Dr Dizon is an Economist in the Agriculture Global Practice of the World Bank, South Asia region. His current work focuses on two areas— one on food security and nutrition issues and its links to agriculture, and the other on financial inclusion through the design, delivery, and evaluation of financial products for the poor. Prior to joining the World Bank, he designed and managed field-based research projects in Guatemala, Haiti, Burkina Faso, Ethiopia, Kenya, Liberia, Uganda, and Zambia. He holds a Ph.D. in Agriculture and Resource Economics from the University of California, Davis, an MA from the University of San Francisco.

Dr Anna Josephson

Anna Josephson is an Assistant Professor of Agriculture and Resource Economics at the University of Arizona. She works with the Agriculture Global Practice at the World Bank. Dr. Josephson’s work examines issues of gender, labor, and households, focusing on the context of agriculture in economic development.

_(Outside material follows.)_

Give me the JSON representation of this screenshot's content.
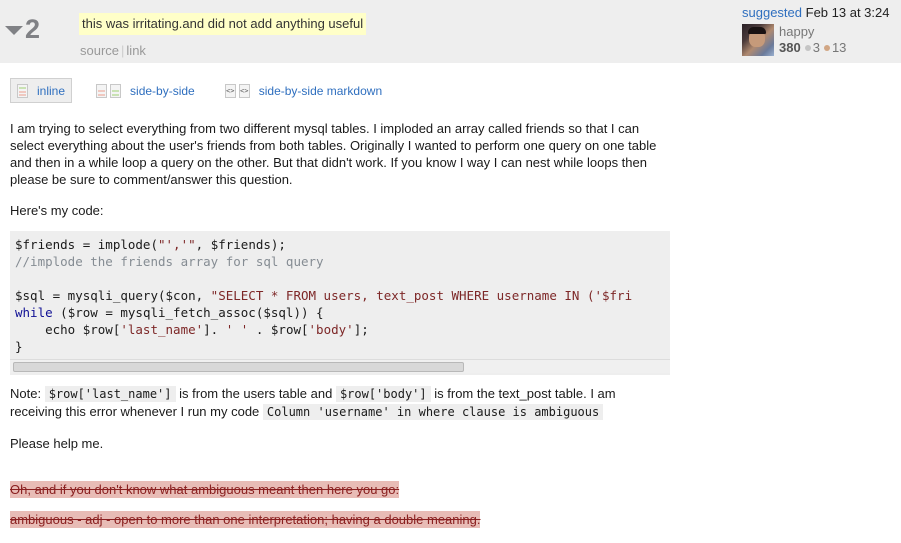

Dr Josephson holds both a Ph.D. and M.S. in Agricultural Economics from Purdue University.